  • Congress could move funds from the disability trust fund to the OASI trust fund to shore up the retirement benefit shortfall.
  • Financial hardship is often accompanied by a spike in disability claims.
  • Disability claims could increase and potentially eliminate the surplus.

In June, the trustees of the Social Security and Medicare trust funds released their annual report about the financial status of the programs. The future of the old age survivor insurance (OASI) fund looks bleak as the 2033 depletion date is rapidly approaching. In comparison, the trustees projected a surplus for the disability insurance trust fund. When considered together, the OASDI depletion projection is 2034.

Trustees Report Projections for the Disability Trust Fund

Following the recent trend, the report assumes disability claims will continue to decrease. Instead of the current 5 per 1,000 people claiming, the trustees estimate that 4.8 per 1,000 people will claim disability. That change alone represents 60% of the movement in the trust fund projections.

Historically, there have been more significant shortfalls in the disability insurance trust fund than in the old age survivor insurance trust fund. Congress allocated money from the OASI trust fund to address the funding issues and effectively blended the two. If the disability trust fund experience follows as projected, Congress could move funds from the disability trust fund to the OASI trust fund to help shore up the retirement benefit shortfall. But will the projected disability surplus materialize, or will disability claims increase and eliminate the surplus? 

Could Disability Claims Increase?

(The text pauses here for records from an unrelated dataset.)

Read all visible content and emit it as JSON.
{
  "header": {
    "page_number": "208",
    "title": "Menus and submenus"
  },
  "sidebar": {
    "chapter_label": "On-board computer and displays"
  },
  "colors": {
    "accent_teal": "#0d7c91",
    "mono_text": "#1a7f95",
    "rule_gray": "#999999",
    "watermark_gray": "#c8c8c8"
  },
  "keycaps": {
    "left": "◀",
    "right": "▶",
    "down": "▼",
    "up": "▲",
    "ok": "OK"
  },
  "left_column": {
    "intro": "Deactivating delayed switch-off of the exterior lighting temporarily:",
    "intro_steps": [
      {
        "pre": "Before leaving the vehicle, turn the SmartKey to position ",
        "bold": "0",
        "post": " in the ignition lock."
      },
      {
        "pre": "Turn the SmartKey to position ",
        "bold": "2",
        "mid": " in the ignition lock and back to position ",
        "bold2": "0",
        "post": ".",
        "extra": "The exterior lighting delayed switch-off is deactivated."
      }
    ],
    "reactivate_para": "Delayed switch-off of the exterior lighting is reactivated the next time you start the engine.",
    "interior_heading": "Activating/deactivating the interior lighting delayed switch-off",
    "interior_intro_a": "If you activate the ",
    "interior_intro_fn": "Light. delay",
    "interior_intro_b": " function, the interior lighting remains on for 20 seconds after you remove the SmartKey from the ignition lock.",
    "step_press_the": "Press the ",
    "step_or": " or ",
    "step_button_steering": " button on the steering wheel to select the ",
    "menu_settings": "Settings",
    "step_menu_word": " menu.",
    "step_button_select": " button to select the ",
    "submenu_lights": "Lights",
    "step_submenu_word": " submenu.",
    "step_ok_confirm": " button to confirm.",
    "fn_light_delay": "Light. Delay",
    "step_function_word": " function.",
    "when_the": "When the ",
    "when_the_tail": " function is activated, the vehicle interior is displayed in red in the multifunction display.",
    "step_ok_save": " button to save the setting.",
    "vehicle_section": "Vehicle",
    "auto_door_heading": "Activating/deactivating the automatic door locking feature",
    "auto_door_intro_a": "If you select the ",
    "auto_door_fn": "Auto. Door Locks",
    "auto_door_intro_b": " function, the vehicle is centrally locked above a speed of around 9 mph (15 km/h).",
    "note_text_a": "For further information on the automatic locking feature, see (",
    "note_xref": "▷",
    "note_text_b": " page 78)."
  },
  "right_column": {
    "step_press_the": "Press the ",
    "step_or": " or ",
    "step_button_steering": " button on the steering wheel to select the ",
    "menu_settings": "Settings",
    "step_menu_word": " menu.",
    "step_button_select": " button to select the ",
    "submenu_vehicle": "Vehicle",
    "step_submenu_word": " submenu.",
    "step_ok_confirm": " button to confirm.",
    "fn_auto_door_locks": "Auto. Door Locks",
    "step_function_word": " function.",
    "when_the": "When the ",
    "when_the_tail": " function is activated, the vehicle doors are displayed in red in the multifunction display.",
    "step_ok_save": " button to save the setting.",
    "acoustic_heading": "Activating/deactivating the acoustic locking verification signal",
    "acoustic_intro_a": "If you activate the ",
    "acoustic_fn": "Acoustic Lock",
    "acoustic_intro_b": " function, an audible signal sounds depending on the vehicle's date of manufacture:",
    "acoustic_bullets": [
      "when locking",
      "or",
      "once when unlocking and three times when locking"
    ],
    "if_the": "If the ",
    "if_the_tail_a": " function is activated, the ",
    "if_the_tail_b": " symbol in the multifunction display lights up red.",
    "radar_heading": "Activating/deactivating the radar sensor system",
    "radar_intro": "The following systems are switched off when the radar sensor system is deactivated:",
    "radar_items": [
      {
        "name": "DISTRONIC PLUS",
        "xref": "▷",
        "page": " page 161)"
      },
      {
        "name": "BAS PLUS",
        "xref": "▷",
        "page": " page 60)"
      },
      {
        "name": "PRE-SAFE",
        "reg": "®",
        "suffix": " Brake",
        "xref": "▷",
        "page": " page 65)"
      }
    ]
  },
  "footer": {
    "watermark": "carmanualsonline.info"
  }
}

According to the World Health Organization, the COVID-19 pandemic has directly affected many people’s mental health. In 2020, there was a 27.6% increase in cases of major depressive disorder and a 25.6% increase in anxiety disorders. People are leaving the workforce due to mental health, and some of these mental health conditions, including anxiety and depression, are covered by Social Security disability.

Why are disability claims decreasing if the number of people with mental health disorders continues to increase? In the first years of the pandemic, the federal government offered financial assistance. The 2020 CARES Act paused federal student loan payments and stopped interest from accruing. In addition, individuals who earned less than $75,000 received tax rebates. 

With pandemic-related financial help easy to access, following an arduous process to claim disability benefits may have seemed inane. Further, to claim disability benefits for mental health conditions, a two-year record of symptoms and treatment is generally required. Since we have just recently crossed the two-year mark from the beginning of the pandemic, we are close to the beginning of what could be a spike in initial disability applications related to mental health.

It’s also important to consider the economic impact of the pandemic. Financial troubles are often accompanied by a spike in disability claims. During the Great Recession, there were massive layoffs and a significant increase in disability applications. We could potentially see this scenario play out again.

Any substantial change in a projection due to a change in assumptions is meaningful, particularly when it’s an assumption that might not hold true in a post-pandemic world. The disability fund would pay for an increase in disability claims. Congress can’t approve allocating surplus from the DI to OASI to alleviate the retirement benefit shortage if there is no surplus to allocate.

At the beginning of the trustees reports for the last couple of years, there has been a disclaimer that mentions that we still don’t know the full impact of the pandemic. An increase in disability claims is a pandemic impact that financial advisors should consider.


Joe Elsasser is the founder and president of Covisum, a financial technology company focused on creating software that improves lives through better financial decisions. Covisum helps financial advisors serving mass-affluent clients in or near retirement and powers some of the nation’s largest financial planning institutions.